■ Data for the task
++++++++++

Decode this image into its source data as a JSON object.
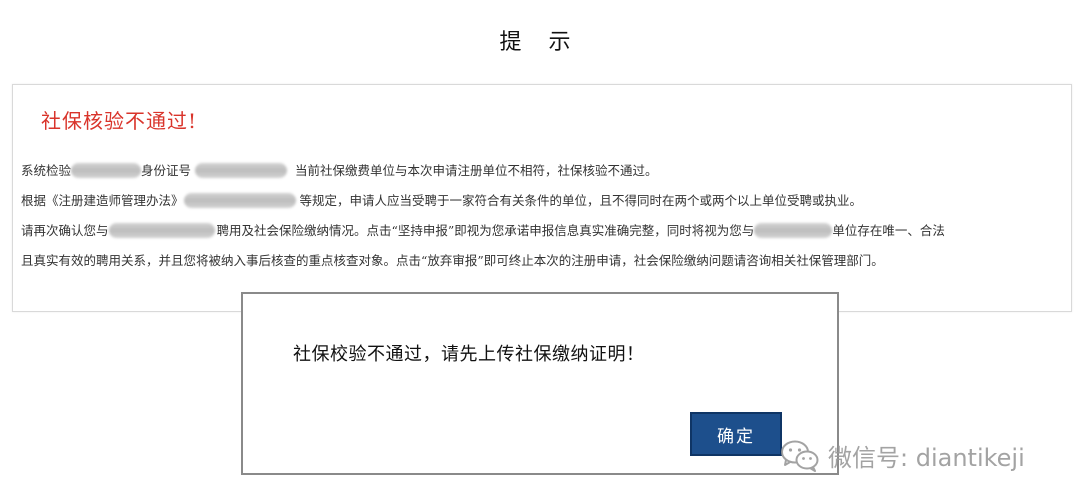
{
  "dialog": {
    "title": "提 示"
  },
  "panel": {
    "heading": "社保核验不通过!",
    "line1": {
      "prefix": "系统检验",
      "middle": "身份证号",
      "suffix": "当前社保缴费单位与本次申请注册单位不相符，社保核验不通过。"
    },
    "line2": {
      "prefix": "根据《注册建造师管理办法》",
      "suffix": "等规定，申请人应当受聘于一家符合有关条件的单位，且不得同时在两个或两个以上单位受聘或执业。"
    },
    "line3": {
      "prefix": "请再次确认您与",
      "middle": "聘用及社会保险缴纳情况。点击“坚持申报”即视为您承诺申报信息真实准确完整，同时将视为您与",
      "suffix": "单位存在唯一、合法"
    },
    "line4": {
      "text": "且真实有效的聘用关系，并且您将被纳入事后核查的重点核查对象。点击“放弃审报”即可终止本次的注册申请，社会保险缴纳问题请咨询相关社保管理部门。"
    }
  },
  "modal": {
    "message": "社保校验不通过，请先上传社保缴纳证明！",
    "confirm_label": "确定"
  },
  "watermark": {
    "text": "微信号: diantikeji",
    "icon": "wechat-icon"
  },
  "colors": {
    "heading_red": "#d9342b",
    "button_blue": "#1d4f8c"
  }
}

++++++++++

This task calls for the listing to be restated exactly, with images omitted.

■ Answer area
Decode this image into its source data as a JSON object.
{
  "dialog": {
    "title": "提 示"
  },
  "panel": {
    "heading": "社保核验不通过!",
    "line1": {
      "prefix": "系统检验",
      "middle": "身份证号",
      "suffix": "当前社保缴费单位与本次申请注册单位不相符，社保核验不通过。"
    },
    "line2": {
      "prefix": "根据《注册建造师管理办法》",
      "suffix": "等规定，申请人应当受聘于一家符合有关条件的单位，且不得同时在两个或两个以上单位受聘或执业。"
    },
    "line3": {
      "prefix": "请再次确认您与",
      "middle": "聘用及社会保险缴纳情况。点击“坚持申报”即视为您承诺申报信息真实准确完整，同时将视为您与",
      "suffix": "单位存在唯一、合法"
    },
    "line4": {
      "text": "且真实有效的聘用关系，并且您将被纳入事后核查的重点核查对象。点击“放弃审报”即可终止本次的注册申请，社会保险缴纳问题请咨询相关社保管理部门。"
    }
  },
  "modal": {
    "message": "社保校验不通过，请先上传社保缴纳证明！",
    "confirm_label": "确定"
  },
  "watermark": {
    "text": "微信号: diantikeji",
    "icon": "wechat-icon"
  },
  "colors": {
    "heading_red": "#d9342b",
    "button_blue": "#1d4f8c"
  }
}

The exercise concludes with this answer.